When we’re isolated, we believe we’re alone in the world. Our silence breeds false beliefs that tell us we are worthless, damaged pieces of sh*t that have nothing to contribute to the world. That is not true. Your story is not yours alone; there is a massive global community of people out there who want to help.
2. Traumas and tragedies also hold the power to our greatest sources of transformation.
Judith Herman writes, “The knowledge of horrible events periodically intrudes into public awareness, but is rarely retained for long. Denial, repression, and dissociation operate on a social as well as individual level.”
In the United States, we live in a collective denial culture that dominantly promotes material and career success to the exclusion of genuine well-being within ourselves. As a result, access to the help we need is not so readily available; there is no emergency room for certain kinds of pain.
Pain holds a transformative power. Turning toward suffering is the foundation of almost every ancient wisdom practice known—and you must first be willing to turn toward yourself.
3. Healing is not magical.
There is no fixing; there is only integration.
There are real practices and routines—more than any one of us could fathom—that are meant for you and your unique path. These practices are a sort of spiritual gym where we rebuild ourselves, similar to going to the gym to work on strengthening and stretching our bodies to achieve our best selves (whatever that means for you). I don’t know if we ever fully heal, but we can certainly integrate our experiences. And when we do that, from what I can see, we start to live a life we truly want to live.
One practice that can be helpful for all of us is a simple breathing technique known as Coherent Breathing. Breathe in slowly for four seconds and then out slowly for four seconds. Start with five minutes each day, morning and night.
4. No one can fix you—ever.
No one has your answers; we just all have our experiences. No one can fix it for you. Nobody can “treat” a war, or abuse, or rape, or molestation—or any other horrendous event, for that matter. What has happened cannot be undone. When we understand and tend to our experiences, we develop the capacity to shine a light on a path for others still lost in the dark.

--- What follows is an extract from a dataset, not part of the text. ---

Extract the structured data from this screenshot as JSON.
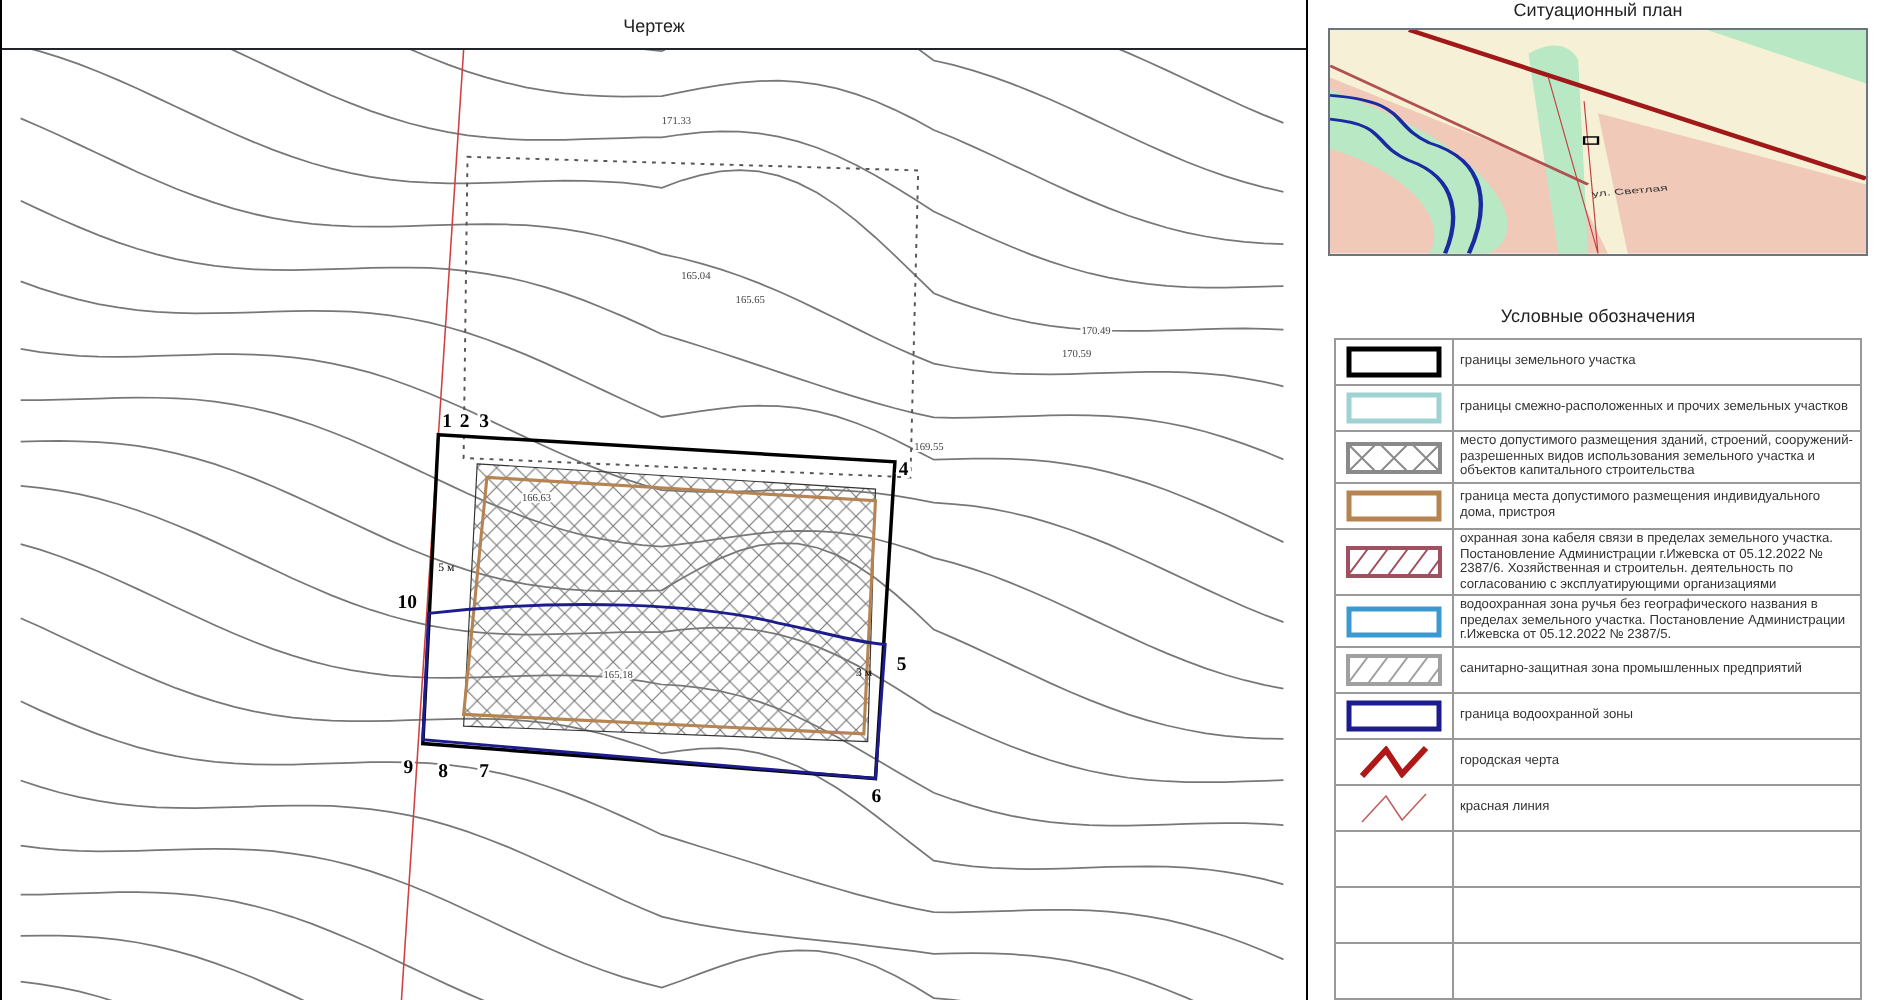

Your story can make a difference.
People who speak up about their traumatic experiences shatter stigmas and make it easier for those who are silent to compassionately examine—and maybe even talk about—their own experiences. Tell your story! Those impacted by traumatic events need to hear more of our stories, and most importantly, how we found our way back to ourselves and built a life worth living.
Author: Rachel Aidan
Editor: Callie Rushton
Copy Editor: Travis May